■ WHAT IS REQUIRED
Search the material for lines containing the word "style", and copy each one.

_ _ _ _ _ _ _

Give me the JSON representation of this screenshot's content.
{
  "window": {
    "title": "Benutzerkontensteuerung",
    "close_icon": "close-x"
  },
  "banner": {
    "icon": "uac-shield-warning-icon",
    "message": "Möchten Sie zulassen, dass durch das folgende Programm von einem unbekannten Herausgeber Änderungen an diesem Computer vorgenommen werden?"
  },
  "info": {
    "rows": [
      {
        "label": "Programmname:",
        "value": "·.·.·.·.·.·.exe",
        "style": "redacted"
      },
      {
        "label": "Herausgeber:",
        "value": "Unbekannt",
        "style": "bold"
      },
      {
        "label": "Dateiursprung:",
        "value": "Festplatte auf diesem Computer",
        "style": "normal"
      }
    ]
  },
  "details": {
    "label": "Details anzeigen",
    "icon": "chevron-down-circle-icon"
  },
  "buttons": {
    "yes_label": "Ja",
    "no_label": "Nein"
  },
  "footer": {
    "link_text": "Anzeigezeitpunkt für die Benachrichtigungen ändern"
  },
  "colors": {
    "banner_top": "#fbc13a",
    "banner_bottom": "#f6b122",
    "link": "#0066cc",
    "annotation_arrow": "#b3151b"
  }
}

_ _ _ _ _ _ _

■ COMPLETED TASK
        "style": "redacted"
        "style": "bold"
        "style": "normal"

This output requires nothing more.